My mom stopped putting up a tree a few years ago. Last summer, when I went to visit, we had Christmas in July. All the ornaments were laid out for my sisters and me to go through and select for ourselves. We divided the stars evenly among us. We each got a fair share of stars that are still in pretty good shape, along with a share of those that are showing some wear and tear.

I did get a little bit greedy about the packaging though. I insisted on having the ancient school book cover that the stars have been stored in all these years. I couldn't bear the thought of not having it!

Everything I love, right there. German words, a toadstool, a pointy hat, a school room setting out in the woods, anthropomorphized critters... I think that is an Ida Bohatta drawing, although I cannot verify that.

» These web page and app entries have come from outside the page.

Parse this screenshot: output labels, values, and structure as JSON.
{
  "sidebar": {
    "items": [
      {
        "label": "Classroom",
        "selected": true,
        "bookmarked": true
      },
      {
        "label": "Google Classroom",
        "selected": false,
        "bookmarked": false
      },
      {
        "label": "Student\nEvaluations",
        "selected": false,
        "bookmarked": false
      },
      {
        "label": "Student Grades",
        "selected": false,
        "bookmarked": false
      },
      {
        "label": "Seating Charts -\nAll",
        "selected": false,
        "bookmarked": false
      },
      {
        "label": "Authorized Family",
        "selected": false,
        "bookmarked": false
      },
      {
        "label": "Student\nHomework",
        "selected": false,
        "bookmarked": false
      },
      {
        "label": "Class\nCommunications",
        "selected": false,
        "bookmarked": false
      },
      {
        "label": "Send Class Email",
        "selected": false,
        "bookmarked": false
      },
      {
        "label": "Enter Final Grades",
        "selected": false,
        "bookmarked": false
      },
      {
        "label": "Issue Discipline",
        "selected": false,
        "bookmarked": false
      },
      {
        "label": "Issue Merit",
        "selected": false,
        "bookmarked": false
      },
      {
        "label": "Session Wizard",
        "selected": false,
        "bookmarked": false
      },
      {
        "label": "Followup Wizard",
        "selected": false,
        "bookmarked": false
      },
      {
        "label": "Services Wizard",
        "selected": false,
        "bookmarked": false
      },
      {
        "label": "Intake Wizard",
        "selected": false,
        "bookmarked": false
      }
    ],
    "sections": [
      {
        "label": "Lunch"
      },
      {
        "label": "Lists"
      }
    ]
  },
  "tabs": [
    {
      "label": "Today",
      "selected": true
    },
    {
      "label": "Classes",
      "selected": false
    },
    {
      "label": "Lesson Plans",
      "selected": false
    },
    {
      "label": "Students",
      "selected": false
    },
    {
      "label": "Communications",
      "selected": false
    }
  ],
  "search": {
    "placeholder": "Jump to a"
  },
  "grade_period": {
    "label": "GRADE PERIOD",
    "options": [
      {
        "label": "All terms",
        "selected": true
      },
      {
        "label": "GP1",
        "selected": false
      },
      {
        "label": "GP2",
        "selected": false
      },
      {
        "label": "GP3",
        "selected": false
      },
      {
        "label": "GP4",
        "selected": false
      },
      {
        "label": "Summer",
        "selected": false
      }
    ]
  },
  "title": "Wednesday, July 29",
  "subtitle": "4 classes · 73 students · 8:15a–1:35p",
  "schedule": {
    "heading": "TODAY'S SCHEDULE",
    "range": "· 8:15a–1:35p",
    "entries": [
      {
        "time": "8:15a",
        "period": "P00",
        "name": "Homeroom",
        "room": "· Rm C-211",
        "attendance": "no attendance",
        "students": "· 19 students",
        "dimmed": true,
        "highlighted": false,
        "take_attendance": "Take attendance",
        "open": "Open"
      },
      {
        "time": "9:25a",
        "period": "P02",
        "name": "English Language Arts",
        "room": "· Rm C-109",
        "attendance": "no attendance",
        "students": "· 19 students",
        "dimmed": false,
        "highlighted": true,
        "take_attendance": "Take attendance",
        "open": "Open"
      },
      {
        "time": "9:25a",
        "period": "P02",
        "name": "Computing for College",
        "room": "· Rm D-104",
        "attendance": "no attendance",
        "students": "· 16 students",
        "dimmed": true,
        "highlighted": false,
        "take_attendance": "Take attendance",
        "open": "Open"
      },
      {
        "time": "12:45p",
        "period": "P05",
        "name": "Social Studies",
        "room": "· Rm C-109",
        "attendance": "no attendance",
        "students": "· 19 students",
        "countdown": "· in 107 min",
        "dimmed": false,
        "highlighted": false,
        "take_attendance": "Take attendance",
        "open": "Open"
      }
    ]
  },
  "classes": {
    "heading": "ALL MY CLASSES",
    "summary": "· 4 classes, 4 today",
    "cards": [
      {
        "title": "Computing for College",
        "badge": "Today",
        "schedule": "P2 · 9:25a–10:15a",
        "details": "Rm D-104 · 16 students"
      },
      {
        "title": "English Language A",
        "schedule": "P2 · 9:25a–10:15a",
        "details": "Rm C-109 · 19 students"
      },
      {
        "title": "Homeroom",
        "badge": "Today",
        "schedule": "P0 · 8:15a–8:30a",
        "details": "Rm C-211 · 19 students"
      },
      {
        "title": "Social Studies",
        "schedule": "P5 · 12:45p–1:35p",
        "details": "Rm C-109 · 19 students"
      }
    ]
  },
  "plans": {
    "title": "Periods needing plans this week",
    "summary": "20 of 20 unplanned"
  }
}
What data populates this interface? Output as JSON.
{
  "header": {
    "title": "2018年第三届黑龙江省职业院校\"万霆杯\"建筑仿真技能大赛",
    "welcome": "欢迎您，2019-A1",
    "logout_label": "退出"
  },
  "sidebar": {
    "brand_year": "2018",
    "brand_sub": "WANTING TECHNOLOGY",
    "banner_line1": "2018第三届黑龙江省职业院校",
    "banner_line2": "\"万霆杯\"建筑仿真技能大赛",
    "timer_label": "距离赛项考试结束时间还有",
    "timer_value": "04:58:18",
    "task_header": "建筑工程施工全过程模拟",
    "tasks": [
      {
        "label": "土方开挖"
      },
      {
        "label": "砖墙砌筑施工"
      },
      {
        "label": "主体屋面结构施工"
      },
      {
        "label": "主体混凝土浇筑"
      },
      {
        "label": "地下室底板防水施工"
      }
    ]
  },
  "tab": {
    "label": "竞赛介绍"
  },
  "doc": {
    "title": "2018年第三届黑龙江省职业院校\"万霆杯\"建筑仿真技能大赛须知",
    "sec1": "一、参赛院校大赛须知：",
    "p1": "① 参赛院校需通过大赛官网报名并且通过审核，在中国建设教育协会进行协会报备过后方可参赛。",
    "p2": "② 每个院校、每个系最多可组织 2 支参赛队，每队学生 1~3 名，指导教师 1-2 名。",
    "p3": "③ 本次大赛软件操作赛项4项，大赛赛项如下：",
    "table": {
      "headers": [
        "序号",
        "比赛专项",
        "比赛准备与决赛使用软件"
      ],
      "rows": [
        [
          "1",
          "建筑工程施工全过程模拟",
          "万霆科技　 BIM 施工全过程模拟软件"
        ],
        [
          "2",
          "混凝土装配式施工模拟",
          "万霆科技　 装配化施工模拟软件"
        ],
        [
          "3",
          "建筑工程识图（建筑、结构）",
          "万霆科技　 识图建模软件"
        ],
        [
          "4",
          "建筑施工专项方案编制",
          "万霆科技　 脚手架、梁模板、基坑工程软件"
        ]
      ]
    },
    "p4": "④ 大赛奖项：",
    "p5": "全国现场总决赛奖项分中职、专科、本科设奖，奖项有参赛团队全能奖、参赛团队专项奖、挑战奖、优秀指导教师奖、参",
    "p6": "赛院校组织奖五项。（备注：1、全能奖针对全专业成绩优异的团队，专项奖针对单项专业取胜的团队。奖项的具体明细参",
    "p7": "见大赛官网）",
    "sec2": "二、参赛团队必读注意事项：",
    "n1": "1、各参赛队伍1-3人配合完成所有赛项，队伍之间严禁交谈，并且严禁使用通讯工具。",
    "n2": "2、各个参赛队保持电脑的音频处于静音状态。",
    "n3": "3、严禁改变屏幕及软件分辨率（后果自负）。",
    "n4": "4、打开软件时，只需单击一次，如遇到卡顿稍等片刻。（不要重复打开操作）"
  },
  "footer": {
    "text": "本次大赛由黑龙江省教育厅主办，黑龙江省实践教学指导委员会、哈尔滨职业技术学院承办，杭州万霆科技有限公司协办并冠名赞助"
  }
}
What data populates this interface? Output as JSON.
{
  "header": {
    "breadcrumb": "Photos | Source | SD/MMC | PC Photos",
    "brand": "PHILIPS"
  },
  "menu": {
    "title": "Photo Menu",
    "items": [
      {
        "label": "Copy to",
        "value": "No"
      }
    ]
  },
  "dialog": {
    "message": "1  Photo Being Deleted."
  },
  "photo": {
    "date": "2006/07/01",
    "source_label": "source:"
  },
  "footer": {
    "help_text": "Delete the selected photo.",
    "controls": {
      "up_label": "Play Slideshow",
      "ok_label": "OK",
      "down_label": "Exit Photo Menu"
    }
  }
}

The straw star ornaments have influenced my other choices in Christmas decorations. I didn't do this purposely, but I noticed it this year as we decorated. Check out the tree topper

and the window light.



Anne said...

Oh, those are so beautiful. Where did you get the window light? Have you ever tried to make straw stars...I saw a kit somewhere...

besomom said...

Anne, I can't remember where exactly I bought the window light. I think it was through Signals catalog, but it's been 5 or 6 years now. It's called a Swedish Window Light, and I did just find this place that has a large selection of them:

We hang ours all winter.

I've never tried to make straw stars. A kit would be useful, as I wouldn't have any idea how to begin!

Anonymous said...

Oh my goodness, they are so beautiful! They look so delicate, it's a wonder they are in such good shape.

They remind me of the knotted crosses we fold up on Palm Sunday, just dried palm leaves. I would love to find out how to make straw stars.

Anyway, they look lovely on your tree!

PiaTillys Boutique said...

Oohh, those are beautiful! and I would of fought for that old schoolbook cover too...VERY cool! :)


Glenda said...

It's all so pretty, but I especially love the window light.